The clinical use of hyperbaric oxygen in the treatment of Danish patients with diabetic foot ulcers.
Patients with diabetic foot ulcers (DFU) suffer from diabetes-related complications and comor-bidities. Hyperbaric oxygen therapy (HBOT) is a treatment modality with limited capacity used in the treatment of DFUs. It is important to ensure that HBOT is offered to patients who are suitable for this treatment regarding effect, compliance and life expectancy. The objective of the present study was to describe the population of patients with DFU who were referred to HBOT in Denmark in the 1999-2016 period. All patients with DFU who were treated at the HBOT chamber in Copenhagen during the study period were considered. Patients with an invalid social security number or an incorrect diagnosis were excluded. Data on comor-bidities, amputation and death were extracted from the Danish National patient Registry and the Danish Civil Registration System.
Impact of Hyperbaric Oxygen on More Advanced Wagner Grades 3 and 4 Diabetic Foot Ulcers: Matching Therapy to Specific Wound Conditions.
The goal of this research was to identify a population of diabetic foot ulcer patients who demonstrate a significant response to hyperbaric oxygen therapy (HBOT) using a large sample size to provide guidance for clinicians when treating these complicated patients. The effect of HBOT on diabetic foot ulcers, Wagner grades 3 and 4, was evaluated using a retrospective observational real-world data set. The study reported on the overall healing rate, (74.2%) at the population level, for >2 million wounds. When a subgroup of patients of only foot ulcers with a Wagner grade 3 or 4 were considered, the healing rate was only 56.04%. The use of HBOT, without filtering for the number of treatments received, improved the healing rate to 60.01% overall.

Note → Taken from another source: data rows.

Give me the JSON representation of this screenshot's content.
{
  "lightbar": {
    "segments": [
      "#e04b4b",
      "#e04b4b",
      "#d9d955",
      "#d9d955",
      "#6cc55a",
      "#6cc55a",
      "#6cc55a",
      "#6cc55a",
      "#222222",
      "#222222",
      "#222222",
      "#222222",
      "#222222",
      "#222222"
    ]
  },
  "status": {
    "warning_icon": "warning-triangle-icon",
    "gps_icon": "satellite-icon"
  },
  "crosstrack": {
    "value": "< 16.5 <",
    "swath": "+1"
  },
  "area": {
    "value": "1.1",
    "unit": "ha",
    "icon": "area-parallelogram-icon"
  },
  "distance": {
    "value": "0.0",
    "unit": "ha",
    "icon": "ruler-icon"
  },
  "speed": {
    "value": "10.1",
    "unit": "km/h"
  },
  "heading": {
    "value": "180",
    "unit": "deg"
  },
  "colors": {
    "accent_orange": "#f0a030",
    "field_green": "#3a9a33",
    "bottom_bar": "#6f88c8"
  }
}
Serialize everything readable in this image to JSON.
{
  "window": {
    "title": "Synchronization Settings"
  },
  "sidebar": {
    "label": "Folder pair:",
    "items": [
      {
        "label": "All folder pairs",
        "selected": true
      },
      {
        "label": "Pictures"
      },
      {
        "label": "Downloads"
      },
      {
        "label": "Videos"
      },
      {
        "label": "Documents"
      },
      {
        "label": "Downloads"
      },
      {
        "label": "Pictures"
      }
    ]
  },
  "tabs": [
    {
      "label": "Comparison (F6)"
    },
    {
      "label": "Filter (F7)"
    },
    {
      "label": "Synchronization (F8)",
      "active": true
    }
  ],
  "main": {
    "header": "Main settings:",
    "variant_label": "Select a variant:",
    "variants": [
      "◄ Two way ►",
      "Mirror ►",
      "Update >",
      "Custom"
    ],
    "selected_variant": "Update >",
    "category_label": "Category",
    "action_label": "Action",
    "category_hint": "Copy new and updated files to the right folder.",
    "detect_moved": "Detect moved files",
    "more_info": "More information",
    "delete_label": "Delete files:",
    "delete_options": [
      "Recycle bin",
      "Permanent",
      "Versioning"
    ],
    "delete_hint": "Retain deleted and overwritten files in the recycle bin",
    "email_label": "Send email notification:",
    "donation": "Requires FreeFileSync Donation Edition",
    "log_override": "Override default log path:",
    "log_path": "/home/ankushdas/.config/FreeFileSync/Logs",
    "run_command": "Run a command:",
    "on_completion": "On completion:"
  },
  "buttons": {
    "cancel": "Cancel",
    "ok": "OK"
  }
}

Diabetes mellitus is one of the most common chronic diseases worldwide. Diabetic foot ulcers (DFUs) occur in over 10% of diabetic patients and are associated with high morbidity. Clinical trials have shown benefit from extracorporeal shockwave therapy (ESWT) in a DFU healing. This systematic review aims to assess the currently available evidence examining the efficacy of ESWT on healing of DFU. Electronic databases including PubMed, Ovid MEDLINE, Web of Science, Embase, CINAHL Plus, Cochrane Central Registry of Controlled Trials, and Clinical Trials Registry were searched up to November 2017 for terms related to ESWT in DFU. Articles were identified, and data were extracted by 2 independent reviewers onto Review Manager 5.3 software.
Several treatment modalities and protocols for ischaemic foot ulcers are available. However, little consensus exists on optimal treatment. The aim of this study was to compare Standard Wound Care (SWC) alone SWC with adjunct hyperbaric oxygen therapy (HBOT) in the treatment of ischaemic Diabetic Foot Ulcers (DFUs). Twenty-six patients with Type 2 Diabetes Mellitus (T2DM) presenting with a newly diagnosed ischaemic foot ulcer were included. These were divided into group A (SWC with adjunct HBOT) and group B (SWC only). Participants were followed every week for 4 weeks and their ulcers were measured for their surface area and depth to assess any change in wound size. Both treatment arms succeeded in reducing ulcer area and depth (p<0.001).
Although there are various types of therapeutic footwear currently used to treat diabetic foot ulcers (DFUs), recent literature has enforced the concept that total-contact casts are the benchmark.Besides conventional clinical tests and imaging modalities, advanced MRI techniques and high-sensitivity nuclear medicine modalities present several advantages for the investigation of diabetic foot problems.The currently accepted principles of DFU care are rigorous debridement followed by modern wound dressings to provide a moist wound environment. Recently, hyperbaric oxygen and negative pressure wound therapy have aroused increasing attention as an adjunctive treatment for patients with DFUs.For DFU, various surgical treatments are currently available, including resection arthroplasty, metatarsal osteotomies and metatarsal head resections.